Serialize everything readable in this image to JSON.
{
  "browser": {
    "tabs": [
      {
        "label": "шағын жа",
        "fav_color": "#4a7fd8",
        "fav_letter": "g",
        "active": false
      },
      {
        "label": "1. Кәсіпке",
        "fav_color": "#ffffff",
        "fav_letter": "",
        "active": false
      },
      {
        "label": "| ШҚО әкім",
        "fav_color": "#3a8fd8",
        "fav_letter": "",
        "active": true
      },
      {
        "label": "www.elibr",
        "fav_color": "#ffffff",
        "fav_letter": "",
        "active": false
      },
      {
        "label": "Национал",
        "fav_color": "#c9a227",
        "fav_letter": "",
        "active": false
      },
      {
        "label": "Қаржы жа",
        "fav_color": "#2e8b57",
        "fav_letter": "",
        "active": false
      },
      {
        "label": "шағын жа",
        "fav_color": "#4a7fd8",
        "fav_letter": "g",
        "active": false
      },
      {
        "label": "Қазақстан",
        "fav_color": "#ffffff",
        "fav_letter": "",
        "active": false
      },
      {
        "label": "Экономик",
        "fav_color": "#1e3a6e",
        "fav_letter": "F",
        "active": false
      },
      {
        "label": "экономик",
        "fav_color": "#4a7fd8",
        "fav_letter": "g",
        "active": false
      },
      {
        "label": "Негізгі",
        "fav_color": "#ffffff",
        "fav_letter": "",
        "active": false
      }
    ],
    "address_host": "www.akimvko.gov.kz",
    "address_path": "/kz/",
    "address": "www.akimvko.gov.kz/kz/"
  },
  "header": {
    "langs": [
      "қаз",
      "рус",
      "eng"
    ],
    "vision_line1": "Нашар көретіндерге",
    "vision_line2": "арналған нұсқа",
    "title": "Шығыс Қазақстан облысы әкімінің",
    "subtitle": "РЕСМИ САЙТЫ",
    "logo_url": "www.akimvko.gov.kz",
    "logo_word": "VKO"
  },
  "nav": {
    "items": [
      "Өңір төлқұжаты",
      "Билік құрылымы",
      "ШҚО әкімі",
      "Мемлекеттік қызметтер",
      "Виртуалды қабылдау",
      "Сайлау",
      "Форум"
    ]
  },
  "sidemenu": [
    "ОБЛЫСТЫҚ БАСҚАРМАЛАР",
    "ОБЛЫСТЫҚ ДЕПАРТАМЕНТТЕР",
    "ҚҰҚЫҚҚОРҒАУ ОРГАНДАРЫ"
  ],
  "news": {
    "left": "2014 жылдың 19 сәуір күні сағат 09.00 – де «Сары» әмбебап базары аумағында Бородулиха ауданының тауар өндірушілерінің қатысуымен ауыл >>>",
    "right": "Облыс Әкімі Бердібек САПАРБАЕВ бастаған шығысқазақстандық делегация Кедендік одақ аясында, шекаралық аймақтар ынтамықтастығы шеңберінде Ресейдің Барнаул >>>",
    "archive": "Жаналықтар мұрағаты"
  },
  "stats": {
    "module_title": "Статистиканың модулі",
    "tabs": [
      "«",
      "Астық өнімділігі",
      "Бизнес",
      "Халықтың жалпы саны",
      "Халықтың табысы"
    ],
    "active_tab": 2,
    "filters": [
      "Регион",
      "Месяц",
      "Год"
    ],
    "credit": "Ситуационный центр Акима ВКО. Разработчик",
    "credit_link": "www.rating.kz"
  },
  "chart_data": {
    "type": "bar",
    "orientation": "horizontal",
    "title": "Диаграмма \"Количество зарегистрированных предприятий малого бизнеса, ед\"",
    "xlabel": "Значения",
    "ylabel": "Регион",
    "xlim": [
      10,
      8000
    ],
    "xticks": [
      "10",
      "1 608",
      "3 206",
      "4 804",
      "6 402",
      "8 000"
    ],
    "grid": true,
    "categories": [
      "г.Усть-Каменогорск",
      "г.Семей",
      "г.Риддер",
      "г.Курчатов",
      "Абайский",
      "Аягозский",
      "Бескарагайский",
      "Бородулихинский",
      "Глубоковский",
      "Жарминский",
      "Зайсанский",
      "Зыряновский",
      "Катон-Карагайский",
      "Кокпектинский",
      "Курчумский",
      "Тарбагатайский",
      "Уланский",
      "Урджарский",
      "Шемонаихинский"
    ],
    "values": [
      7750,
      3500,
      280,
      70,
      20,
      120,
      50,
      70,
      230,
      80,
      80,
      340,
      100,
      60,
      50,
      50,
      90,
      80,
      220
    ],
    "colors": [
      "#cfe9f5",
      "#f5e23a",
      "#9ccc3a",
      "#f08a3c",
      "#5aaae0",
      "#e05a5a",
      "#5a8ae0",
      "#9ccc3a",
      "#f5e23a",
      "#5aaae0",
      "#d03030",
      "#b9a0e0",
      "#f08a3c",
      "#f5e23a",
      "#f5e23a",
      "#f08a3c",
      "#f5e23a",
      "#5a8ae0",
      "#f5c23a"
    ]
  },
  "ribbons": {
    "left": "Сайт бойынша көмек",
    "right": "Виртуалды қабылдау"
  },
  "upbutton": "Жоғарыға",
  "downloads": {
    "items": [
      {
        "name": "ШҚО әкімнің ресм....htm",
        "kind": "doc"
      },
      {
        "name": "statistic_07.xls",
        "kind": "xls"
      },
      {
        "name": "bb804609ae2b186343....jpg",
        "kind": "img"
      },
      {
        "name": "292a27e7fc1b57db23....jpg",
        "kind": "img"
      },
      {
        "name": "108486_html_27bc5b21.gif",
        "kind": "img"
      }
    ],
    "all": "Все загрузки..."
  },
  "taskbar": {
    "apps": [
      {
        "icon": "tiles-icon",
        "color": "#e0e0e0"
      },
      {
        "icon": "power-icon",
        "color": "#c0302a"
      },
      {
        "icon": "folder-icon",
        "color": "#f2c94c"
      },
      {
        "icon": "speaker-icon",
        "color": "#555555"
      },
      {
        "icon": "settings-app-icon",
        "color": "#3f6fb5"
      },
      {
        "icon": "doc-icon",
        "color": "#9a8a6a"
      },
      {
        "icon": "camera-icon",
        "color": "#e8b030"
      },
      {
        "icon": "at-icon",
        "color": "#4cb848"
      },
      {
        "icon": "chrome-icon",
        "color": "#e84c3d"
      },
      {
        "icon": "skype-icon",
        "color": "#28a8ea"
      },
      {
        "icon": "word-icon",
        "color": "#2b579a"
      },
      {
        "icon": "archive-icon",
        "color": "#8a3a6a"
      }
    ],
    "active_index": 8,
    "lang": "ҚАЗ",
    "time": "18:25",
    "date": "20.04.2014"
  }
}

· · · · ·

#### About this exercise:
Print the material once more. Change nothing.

#### Output of the exercise:
Serialize everything readable in this image to JSON.
{
  "browser": {
    "tabs": [
      {
        "label": "шағын жа",
        "fav_color": "#4a7fd8",
        "fav_letter": "g",
        "active": false
      },
      {
        "label": "1. Кәсіпке",
        "fav_color": "#ffffff",
        "fav_letter": "",
        "active": false
      },
      {
        "label": "| ШҚО әкім",
        "fav_color": "#3a8fd8",
        "fav_letter": "",
        "active": true
      },
      {
        "label": "www.elibr",
        "fav_color": "#ffffff",
        "fav_letter": "",
        "active": false
      },
      {
        "label": "Национал",
        "fav_color": "#c9a227",
        "fav_letter": "",
        "active": false
      },
      {
        "label": "Қаржы жа",
        "fav_color": "#2e8b57",
        "fav_letter": "",
        "active": false
      },
      {
        "label": "шағын жа",
        "fav_color": "#4a7fd8",
        "fav_letter": "g",
        "active": false
      },
      {
        "label": "Қазақстан",
        "fav_color": "#ffffff",
        "fav_letter": "",
        "active": false
      },
      {
        "label": "Экономик",
        "fav_color": "#1e3a6e",
        "fav_letter": "F",
        "active": false
      },
      {
        "label": "экономик",
        "fav_color": "#4a7fd8",
        "fav_letter": "g",
        "active": false
      },
      {
        "label": "Негізгі",
        "fav_color": "#ffffff",
        "fav_letter": "",
        "active": false
      }
    ],
    "address_host": "www.akimvko.gov.kz",
    "address_path": "/kz/",
    "address": "www.akimvko.gov.kz/kz/"
  },
  "header": {
    "langs": [
      "қаз",
      "рус",
      "eng"
    ],
    "vision_line1": "Нашар көретіндерге",
    "vision_line2": "арналған нұсқа",
    "title": "Шығыс Қазақстан облысы әкімінің",
    "subtitle": "РЕСМИ САЙТЫ",
    "logo_url": "www.akimvko.gov.kz",
    "logo_word": "VKO"
  },
  "nav": {
    "items": [
      "Өңір төлқұжаты",
      "Билік құрылымы",
      "ШҚО әкімі",
      "Мемлекеттік қызметтер",
      "Виртуалды қабылдау",
      "Сайлау",
      "Форум"
    ]
  },
  "sidemenu": [
    "ОБЛЫСТЫҚ БАСҚАРМАЛАР",
    "ОБЛЫСТЫҚ ДЕПАРТАМЕНТТЕР",
    "ҚҰҚЫҚҚОРҒАУ ОРГАНДАРЫ"
  ],
  "news": {
    "left": "2014 жылдың 19 сәуір күні сағат 09.00 – де «Сары» әмбебап базары аумағында Бородулиха ауданының тауар өндірушілерінің қатысуымен ауыл >>>",
    "right": "Облыс Әкімі Бердібек САПАРБАЕВ бастаған шығысқазақстандық делегация Кедендік одақ аясында, шекаралық аймақтар ынтамықтастығы шеңберінде Ресейдің Барнаул >>>",
    "archive": "Жаналықтар мұрағаты"
  },
  "stats": {
    "module_title": "Статистиканың модулі",
    "tabs": [
      "«",
      "Астық өнімділігі",
      "Бизнес",
      "Халықтың жалпы саны",
      "Халықтың табысы"
    ],
    "active_tab": 2,
    "filters": [
      "Регион",
      "Месяц",
      "Год"
    ],
    "credit": "Ситуационный центр Акима ВКО. Разработчик",
    "credit_link": "www.rating.kz"
  },
  "chart_data": {
    "type": "bar",
    "orientation": "horizontal",
    "title": "Диаграмма \"Количество зарегистрированных предприятий малого бизнеса, ед\"",
    "xlabel": "Значения",
    "ylabel": "Регион",
    "xlim": [
      10,
      8000
    ],
    "xticks": [
      "10",
      "1 608",
      "3 206",
      "4 804",
      "6 402",
      "8 000"
    ],
    "grid": true,
    "categories": [
      "г.Усть-Каменогорск",
      "г.Семей",
      "г.Риддер",
      "г.Курчатов",
      "Абайский",
      "Аягозский",
      "Бескарагайский",
      "Бородулихинский",
      "Глубоковский",
      "Жарминский",
      "Зайсанский",
      "Зыряновский",
      "Катон-Карагайский",
      "Кокпектинский",
      "Курчумский",
      "Тарбагатайский",
      "Уланский",
      "Урджарский",
      "Шемонаихинский"
    ],
    "values": [
      7750,
      3500,
      280,
      70,
      20,
      120,
      50,
      70,
      230,
      80,
      80,
      340,
      100,
      60,
      50,
      50,
      90,
      80,
      220
    ],
    "colors": [
      "#cfe9f5",
      "#f5e23a",
      "#9ccc3a",
      "#f08a3c",
      "#5aaae0",
      "#e05a5a",
      "#5a8ae0",
      "#9ccc3a",
      "#f5e23a",
      "#5aaae0",
      "#d03030",
      "#b9a0e0",
      "#f08a3c",
      "#f5e23a",
      "#f5e23a",
      "#f08a3c",
      "#f5e23a",
      "#5a8ae0",
      "#f5c23a"
    ]
  },
  "ribbons": {
    "left": "Сайт бойынша көмек",
    "right": "Виртуалды қабылдау"
  },
  "upbutton": "Жоғарыға",
  "downloads": {
    "items": [
      {
        "name": "ШҚО әкімнің ресм....htm",
        "kind": "doc"
      },
      {
        "name": "statistic_07.xls",
        "kind": "xls"
      },
      {
        "name": "bb804609ae2b186343....jpg",
        "kind": "img"
      },
      {
        "name": "292a27e7fc1b57db23....jpg",
        "kind": "img"
      },
      {
        "name": "108486_html_27bc5b21.gif",
        "kind": "img"
      }
    ],
    "all": "Все загрузки..."
  },
  "taskbar": {
    "apps": [
      {
        "icon": "tiles-icon",
        "color": "#e0e0e0"
      },
      {
        "icon": "power-icon",
        "color": "#c0302a"
      },
      {
        "icon": "folder-icon",
        "color": "#f2c94c"
      },
      {
        "icon": "speaker-icon",
        "color": "#555555"
      },
      {
        "icon": "settings-app-icon",
        "color": "#3f6fb5"
      },
      {
        "icon": "doc-icon",
        "color": "#9a8a6a"
      },
      {
        "icon": "camera-icon",
        "color": "#e8b030"
      },
      {
        "icon": "at-icon",
        "color": "#4cb848"
      },
      {
        "icon": "chrome-icon",
        "color": "#e84c3d"
      },
      {
        "icon": "skype-icon",
        "color": "#28a8ea"
      },
      {
        "icon": "word-icon",
        "color": "#2b579a"
      },
      {
        "icon": "archive-icon",
        "color": "#8a3a6a"
      }
    ],
    "active_index": 8,
    "lang": "ҚАЗ",
    "time": "18:25",
    "date": "20.04.2014"
  }
}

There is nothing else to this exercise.